Supplied data:
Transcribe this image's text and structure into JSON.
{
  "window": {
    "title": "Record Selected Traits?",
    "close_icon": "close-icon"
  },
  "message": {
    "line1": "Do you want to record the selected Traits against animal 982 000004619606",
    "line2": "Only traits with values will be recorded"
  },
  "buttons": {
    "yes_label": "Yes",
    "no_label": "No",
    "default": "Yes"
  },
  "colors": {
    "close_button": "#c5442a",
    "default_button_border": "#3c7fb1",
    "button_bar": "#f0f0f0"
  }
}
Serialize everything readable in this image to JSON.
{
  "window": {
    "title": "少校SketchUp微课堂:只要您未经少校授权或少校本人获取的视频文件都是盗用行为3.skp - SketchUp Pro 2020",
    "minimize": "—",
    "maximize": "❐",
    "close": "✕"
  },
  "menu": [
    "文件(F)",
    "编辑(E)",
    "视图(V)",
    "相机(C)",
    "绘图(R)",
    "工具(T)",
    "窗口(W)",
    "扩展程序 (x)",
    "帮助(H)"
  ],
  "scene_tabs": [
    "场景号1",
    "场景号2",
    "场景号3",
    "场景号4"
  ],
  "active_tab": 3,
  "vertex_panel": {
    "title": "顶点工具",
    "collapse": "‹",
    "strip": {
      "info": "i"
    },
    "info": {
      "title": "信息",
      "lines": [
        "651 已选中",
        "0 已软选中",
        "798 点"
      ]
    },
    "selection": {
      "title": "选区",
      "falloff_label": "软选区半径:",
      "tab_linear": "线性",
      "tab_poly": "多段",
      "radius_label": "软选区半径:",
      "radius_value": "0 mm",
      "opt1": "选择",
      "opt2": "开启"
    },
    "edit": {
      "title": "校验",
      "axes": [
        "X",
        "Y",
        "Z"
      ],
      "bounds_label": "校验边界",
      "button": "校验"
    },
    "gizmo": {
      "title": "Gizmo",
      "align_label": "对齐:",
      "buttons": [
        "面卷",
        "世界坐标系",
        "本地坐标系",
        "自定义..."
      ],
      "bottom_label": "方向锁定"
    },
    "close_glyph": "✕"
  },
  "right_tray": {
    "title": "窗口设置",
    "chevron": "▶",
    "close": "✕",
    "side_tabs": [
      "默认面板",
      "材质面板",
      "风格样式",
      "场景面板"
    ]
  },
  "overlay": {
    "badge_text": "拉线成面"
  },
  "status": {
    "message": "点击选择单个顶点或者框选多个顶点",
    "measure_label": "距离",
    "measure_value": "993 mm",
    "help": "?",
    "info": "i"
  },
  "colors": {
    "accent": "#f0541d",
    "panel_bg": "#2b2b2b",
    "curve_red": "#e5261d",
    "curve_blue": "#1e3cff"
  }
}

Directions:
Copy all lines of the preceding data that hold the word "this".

Reply:
Transcribe this image's text and structure into JSON.
Serialize everything readable in this image to JSON.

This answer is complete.